DID methods

KayTrust uses the standard DID protocol for identifiers, and defines a "ev" DID method based on smart contracts.

More DID methods might be defined in the future.

Specification Builds on top of What is it good for?
"ev" DID method W3C's DID Specification Ethereum-based DIDs
Proxy contract ERC Ethereum Transaction forwarding, on-chain representation, single Ethereum addresses
Identity Manager ERC Ethereum Flexible controlling logic for Proxy contracts

Verifiable credentials and Presentations

The point of identifiers is to have credentials associated to them. A credential answers the question "Who are you?" and contains one or more key-value claims (e.g. birth date, name, qualifications, citizenships, etc.) about an entity called subject, issued by another entity called issuer. The Verifiable Credentials Working Group at the W3C is defining a standard data model that KayTrust follows.

Both Verifiable Credentials (VC) and Verifiable Presentations (VP) contain proofs, which is what makes them verifiable. The VC specification doesn't enforce a specific proof algorithm but describes the articulation between a credential/presentation and a specific proof method. Implementers are free to come up with their own proof method or to follow someone else's.

The draft ERC (Ethereum Request for Comments) describes a way for any entity to attest arbitrary content on a smart contract. There is a corresponding proof type that enables to use that attestation registry inside a Verifiable Credential or a Verifiable Presentation.

Specification Builds on top of What is it good for?
Content Attestation Registry ERC Ethereum Attesting any kind of content on-chain
Attestation Registry VC proof type W3C's Verifiable Credentials data model Using a Content Attestation Registry as proof of a VC or a VP

Real-world, self-sovereign authentication: "DID Connect"

KayTrust introduces a way for identity owners (a.k.a. subjects) to authenticate on third-party apps. We propose using OpenID Connect, only in a self-sovereign fashion. The trick is to use as Authorization Server the identity owner's own device, as opposed to a predefined AS in traditional services.

Specification Builds on top of What is it good for?
DIDConnect OIDC Profile OpenID Connect Self-sovereign use of OpenID Connect


KayTrust mostly relies on well-known schemas, such as the great work done by the community. However, when the need arises, additional schemas are defined.

Schema Purpose
Trusted Credentials Chain of Trust for Verifiable Credentials

Why did you need to define anything?

Websites, electronic mail (email), email addresses, TCP connections, IP addresses, URLs, HTML pages, JPEG. Those are known and mature concepts.

Passwords, cryptographic keys, digital signatures, unique identifiers. Also mature concepts.

Likes, tweets, cookies, browser-side scripts, user profiles. Those are a bit younger but also well known.

Blockchain. Verifiable credentials. Digital identity. Now we're talking about something more recent in the history of internet. Those concepts are slowly taking shape, paving their way into users' and developers' minds, and into standards organizations' discussions. RFCs are being written, W3C Working Groups are being set up, blog articles are being cited.

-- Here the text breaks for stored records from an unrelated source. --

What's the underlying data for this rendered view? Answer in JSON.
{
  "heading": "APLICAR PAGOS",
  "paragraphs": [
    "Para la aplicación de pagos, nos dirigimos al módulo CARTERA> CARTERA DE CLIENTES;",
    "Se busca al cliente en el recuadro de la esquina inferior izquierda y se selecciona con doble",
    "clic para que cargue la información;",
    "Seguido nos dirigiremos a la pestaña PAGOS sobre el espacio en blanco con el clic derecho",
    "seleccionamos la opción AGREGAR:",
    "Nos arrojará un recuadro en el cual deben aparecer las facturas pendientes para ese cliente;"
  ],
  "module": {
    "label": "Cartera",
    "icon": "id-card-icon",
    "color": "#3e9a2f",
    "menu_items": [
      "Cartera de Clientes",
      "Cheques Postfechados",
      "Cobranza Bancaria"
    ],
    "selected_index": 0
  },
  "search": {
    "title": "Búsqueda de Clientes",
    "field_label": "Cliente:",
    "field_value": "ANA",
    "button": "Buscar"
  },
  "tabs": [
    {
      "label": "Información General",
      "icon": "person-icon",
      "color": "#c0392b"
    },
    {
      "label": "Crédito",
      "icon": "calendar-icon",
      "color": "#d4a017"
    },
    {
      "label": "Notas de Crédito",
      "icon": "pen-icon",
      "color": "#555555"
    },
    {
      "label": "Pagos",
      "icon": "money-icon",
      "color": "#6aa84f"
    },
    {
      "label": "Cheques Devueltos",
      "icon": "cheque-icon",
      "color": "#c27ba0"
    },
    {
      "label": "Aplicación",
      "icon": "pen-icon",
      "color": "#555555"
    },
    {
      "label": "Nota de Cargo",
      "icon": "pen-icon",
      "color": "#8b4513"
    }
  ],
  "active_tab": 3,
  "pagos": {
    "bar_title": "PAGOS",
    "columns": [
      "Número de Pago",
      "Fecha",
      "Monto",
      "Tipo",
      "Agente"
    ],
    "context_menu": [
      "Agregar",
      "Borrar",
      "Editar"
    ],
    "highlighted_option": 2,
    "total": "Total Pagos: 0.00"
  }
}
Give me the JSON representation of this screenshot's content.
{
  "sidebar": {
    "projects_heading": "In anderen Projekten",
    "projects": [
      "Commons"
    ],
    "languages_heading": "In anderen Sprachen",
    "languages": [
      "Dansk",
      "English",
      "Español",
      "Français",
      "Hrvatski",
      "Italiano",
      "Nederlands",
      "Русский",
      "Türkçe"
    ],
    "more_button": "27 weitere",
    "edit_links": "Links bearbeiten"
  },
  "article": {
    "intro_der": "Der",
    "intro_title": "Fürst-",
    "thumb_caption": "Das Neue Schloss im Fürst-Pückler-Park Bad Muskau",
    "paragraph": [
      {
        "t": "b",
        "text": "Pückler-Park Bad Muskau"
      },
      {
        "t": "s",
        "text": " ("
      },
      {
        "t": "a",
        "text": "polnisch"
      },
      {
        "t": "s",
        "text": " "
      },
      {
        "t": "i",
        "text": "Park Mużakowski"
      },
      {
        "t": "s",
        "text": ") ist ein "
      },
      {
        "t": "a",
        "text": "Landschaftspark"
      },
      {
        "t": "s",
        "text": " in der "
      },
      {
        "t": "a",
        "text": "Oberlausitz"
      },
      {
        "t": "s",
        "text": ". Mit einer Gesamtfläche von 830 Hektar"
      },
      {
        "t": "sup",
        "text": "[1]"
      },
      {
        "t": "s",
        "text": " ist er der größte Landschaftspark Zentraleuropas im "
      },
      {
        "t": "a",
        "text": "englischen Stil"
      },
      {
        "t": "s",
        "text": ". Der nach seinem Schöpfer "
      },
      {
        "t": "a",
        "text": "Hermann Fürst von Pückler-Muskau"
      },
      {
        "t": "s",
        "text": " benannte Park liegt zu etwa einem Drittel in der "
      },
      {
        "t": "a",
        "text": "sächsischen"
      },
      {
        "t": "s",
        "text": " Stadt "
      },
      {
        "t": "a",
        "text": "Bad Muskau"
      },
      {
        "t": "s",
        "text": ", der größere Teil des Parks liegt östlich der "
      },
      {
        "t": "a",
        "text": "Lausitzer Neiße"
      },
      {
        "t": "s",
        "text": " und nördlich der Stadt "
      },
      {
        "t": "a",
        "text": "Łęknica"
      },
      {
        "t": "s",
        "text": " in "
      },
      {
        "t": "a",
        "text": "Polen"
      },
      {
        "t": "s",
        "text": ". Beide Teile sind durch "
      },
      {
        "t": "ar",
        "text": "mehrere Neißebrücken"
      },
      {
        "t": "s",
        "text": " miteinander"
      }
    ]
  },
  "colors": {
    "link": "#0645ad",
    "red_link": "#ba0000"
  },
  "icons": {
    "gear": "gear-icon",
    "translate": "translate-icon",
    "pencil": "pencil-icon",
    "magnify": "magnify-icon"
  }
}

Since digital identity is both a young a wide domain, KayTrust's objective is to bind together the state of the art of digital identity standards and turn them into a usable package for people and for businesses.